WORK ITEM: A verbatim restatement of the data, free of pictures, is what you should output.
[Start of Attachment]
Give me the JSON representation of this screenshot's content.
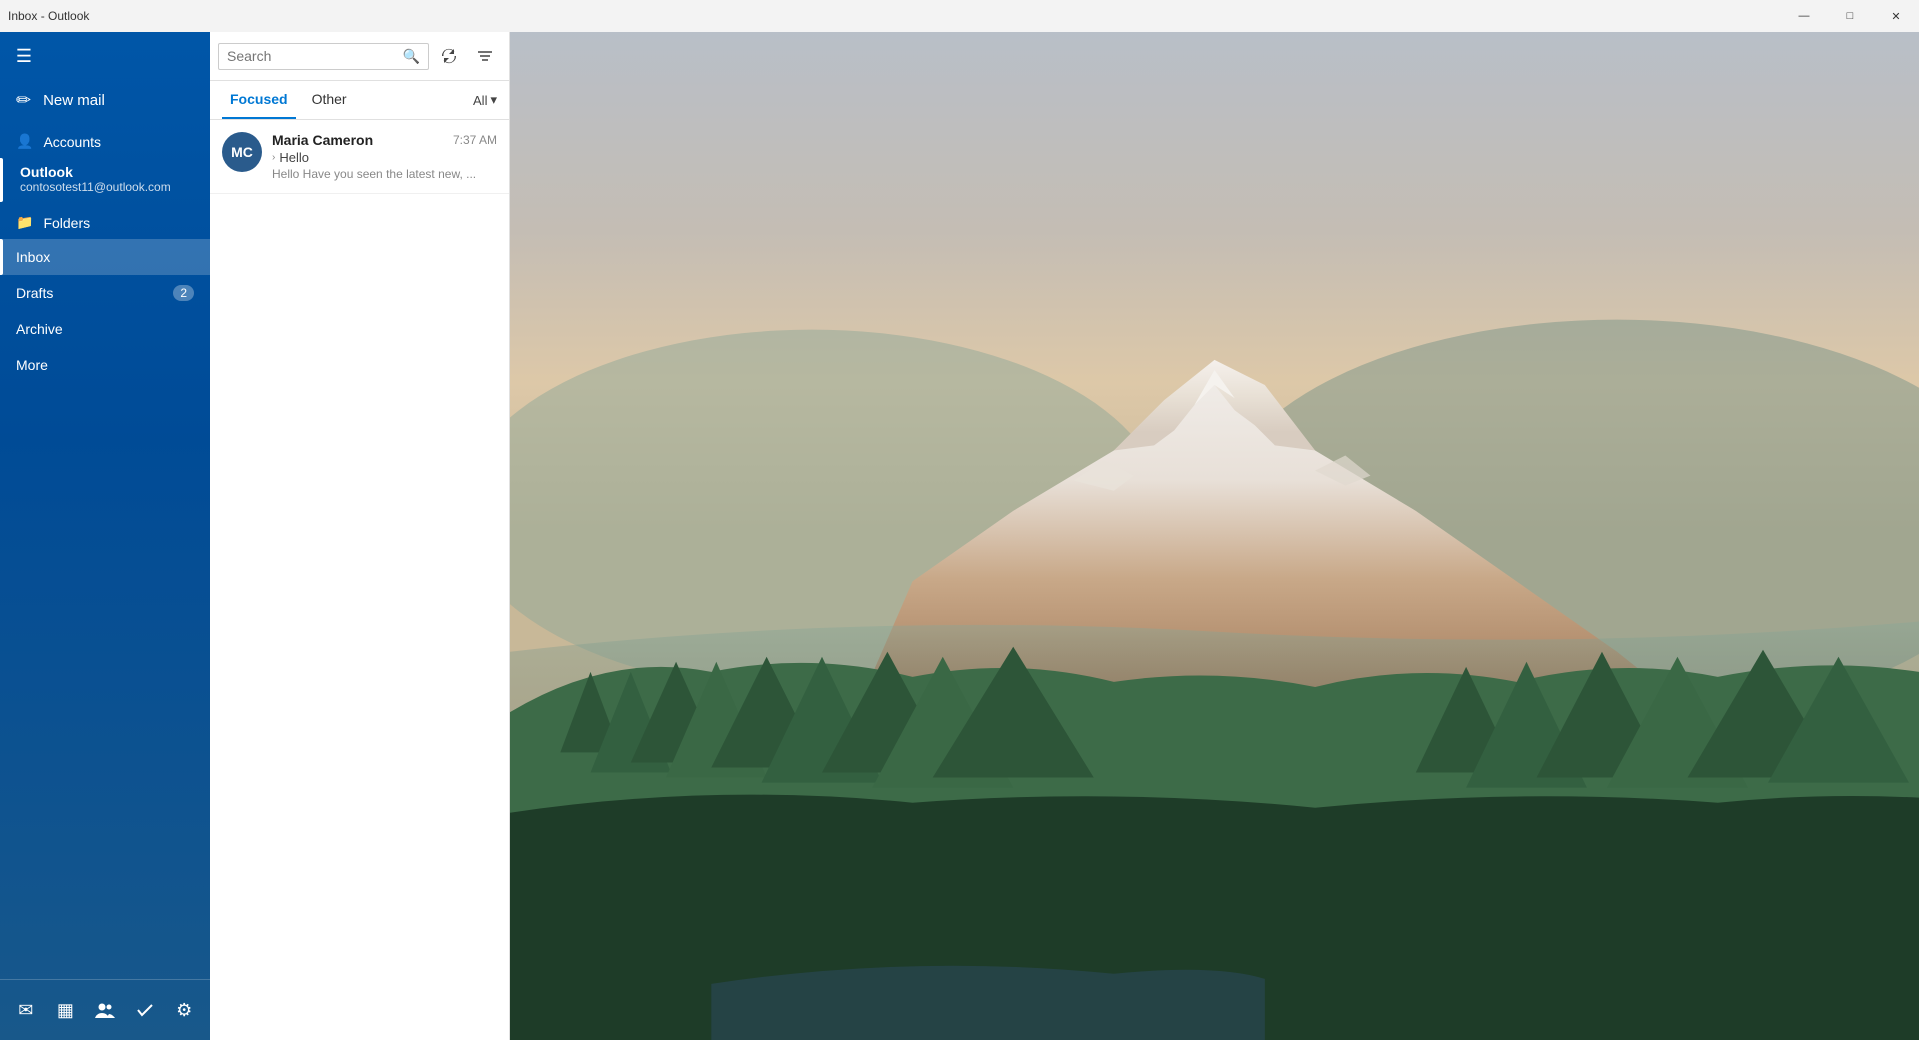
{
  "titleBar": {
    "title": "Inbox - Outlook",
    "minimizeLabel": "—",
    "restoreLabel": "□",
    "closeLabel": "✕"
  },
  "sidebar": {
    "hamburgerIcon": "☰",
    "newMailLabel": "New mail",
    "accountsLabel": "Accounts",
    "foldersLabel": "Folders",
    "accountName": "Outlook",
    "accountEmail": "contosotest11@outlook.com",
    "folders": [
      {
        "label": "Inbox",
        "badge": null,
        "active": true
      },
      {
        "label": "Drafts",
        "badge": "2",
        "active": false
      },
      {
        "label": "Archive",
        "badge": null,
        "active": false
      },
      {
        "label": "More",
        "badge": null,
        "active": false
      }
    ],
    "bottomIcons": [
      {
        "name": "mail-icon",
        "symbol": "✉"
      },
      {
        "name": "calendar-icon",
        "symbol": "▦"
      },
      {
        "name": "people-icon",
        "symbol": "👤"
      },
      {
        "name": "todo-icon",
        "symbol": "✓"
      },
      {
        "name": "settings-icon",
        "symbol": "⚙"
      }
    ]
  },
  "mailList": {
    "searchPlaceholder": "Search",
    "tabs": [
      {
        "label": "Focused",
        "active": true
      },
      {
        "label": "Other",
        "active": false
      }
    ],
    "filterLabel": "All",
    "emails": [
      {
        "avatarInitials": "MC",
        "avatarColor": "#2a5b8c",
        "sender": "Maria Cameron",
        "time": "7:37 AM",
        "subject": "Hello",
        "preview": "Hello Have you seen the latest new, ..."
      }
    ]
  }
}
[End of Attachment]
SOLUTION FOR THIS PROBLEM:
Give me the JSON representation of this screenshot's content.
{
  "titleBar": {
    "title": "Inbox - Outlook",
    "minimizeLabel": "—",
    "restoreLabel": "□",
    "closeLabel": "✕"
  },
  "sidebar": {
    "hamburgerIcon": "☰",
    "newMailLabel": "New mail",
    "accountsLabel": "Accounts",
    "foldersLabel": "Folders",
    "accountName": "Outlook",
    "accountEmail": "contosotest11@outlook.com",
    "folders": [
      {
        "label": "Inbox",
        "badge": null,
        "active": true
      },
      {
        "label": "Drafts",
        "badge": "2",
        "active": false
      },
      {
        "label": "Archive",
        "badge": null,
        "active": false
      },
      {
        "label": "More",
        "badge": null,
        "active": false
      }
    ],
    "bottomIcons": [
      {
        "name": "mail-icon",
        "symbol": "✉"
      },
      {
        "name": "calendar-icon",
        "symbol": "▦"
      },
      {
        "name": "people-icon",
        "symbol": "👤"
      },
      {
        "name": "todo-icon",
        "symbol": "✓"
      },
      {
        "name": "settings-icon",
        "symbol": "⚙"
      }
    ]
  },
  "mailList": {
    "searchPlaceholder": "Search",
    "tabs": [
      {
        "label": "Focused",
        "active": true
      },
      {
        "label": "Other",
        "active": false
      }
    ],
    "filterLabel": "All",
    "emails": [
      {
        "avatarInitials": "MC",
        "avatarColor": "#2a5b8c",
        "sender": "Maria Cameron",
        "time": "7:37 AM",
        "subject": "Hello",
        "preview": "Hello Have you seen the latest new, ..."
      }
    ]
  }
}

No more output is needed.